Written by Shayna Moorer, a guest STRUT Contributor
I told you all l I was going to double back on this subject. Let’s review, shall we?! According to Healthline, gaslighting is defined as “a form of emotional abuse that’s seen in abusive relationships. It’s the act of manipulating a person by forcing them to question their thoughts, memories, and the events occurring around them. A victim of gaslighting can be pushed so far that they question their own sanity.”
Gaslighting is an act that grinds my gears so hard. Anyone who takes advantage of you mentally is DANGEROUS.
Gaslighting is more common than we think. It’s not limited to only romantic relationships, and it’s very easy to overlook. Many gaslighters get by due to the lack of boundaries being set by the people who love them. They prey on those who love hard. Normally, the lack of accountability is a direct indication of gaslighting. How many times have you caught yourself in a disagreement saying, “Don’t flip this on me.” Or received an apology that goes something like, “I’m sorry you feel like that way.”
Learning to set clear boundaries is a MUST. I’ve identified my issues of setting and sticking to boundaries as being my need to people-please and abandonment issues. I know you’re probably reading like, WHOA that escalated pretty quickly. But it’s true – just like gaslighting, it’s also very common.
Having abandonment issues or being a people pleaser makes you an easy target because these individuals do not consistently practice self-love, which is not to be confused with self-esteem. Let me explain, self-love is defined as “love of self” or “the regard for one’s own happiness or advantage.” Self-esteem is described as “an attractive psychological construct because it predicts certain outcomes, such as academic achievement, happiness, satisfaction in marriage and relationships.”
I can speak from experience that I’ve taken the happiness and the comfortability of those I love – friends, family, partners, etc. – over my own. Coming from a lot of unresolved childhood trauma, I held on to people and made sure they were good first simply because I didn’t want them to leave. I thought if I showed love, I’d get the love I craved in return. No, I didn’t lack self-esteem. I’ve always thought very highly of myself, but I didn’t put myself first. Self-esteem deals more with the outer self, and self-love is definitely an inner working type of deal. Trust me when I say, you can feel both pretty and unloved simultaneously.
When you couple these insecurities that can easily be spotted and preyed upon by what I like to call “Emotional Terrorist,” you have to protect and heal yourself. I’d like to give a few quick tips in doing so:
- Be kind to yourself.
- Negative self-talk is very noticeable and can give a gaslighter the blueprint on how to penetrate and manipulate you.
- If you suffer from any type of childhood trauma, seek help. Therapy can help, if you are willing to commit to adopting a different mindset. For myself, speaking in full transparency, it was very hard transitioning from the victim to the VICTOR. Present day, it can still be a bit of struggle but everyday is a new day which means you have been granted another chance at getting it right.

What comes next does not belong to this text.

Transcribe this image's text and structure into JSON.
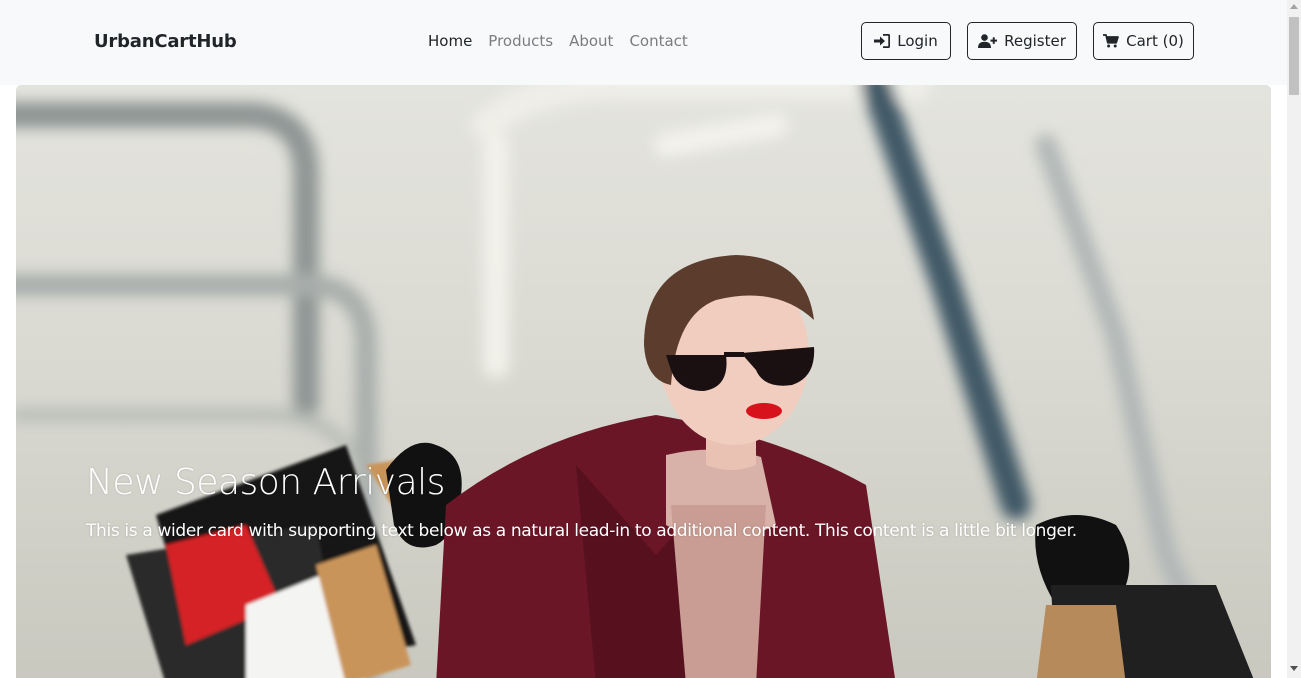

So to those so-called friends and lovers who commit these gaslighting crimes, I employ you to STOP NOW. The way karmic energy works is very deep and it never forgets. (Another story for another day but we will discuss.) It can catch you the next day or your loved ones the upcoming next year.
Transform your minds as well. Start the process of being okay with things and people who don’t go your way. What you do will come back on you. Simply put, it cost you nothing to be good to people. When you are living foul and mistreating people, it can most definitely end up costing you everything.
Until next good people,
That’s the Way ShayMo Sees It.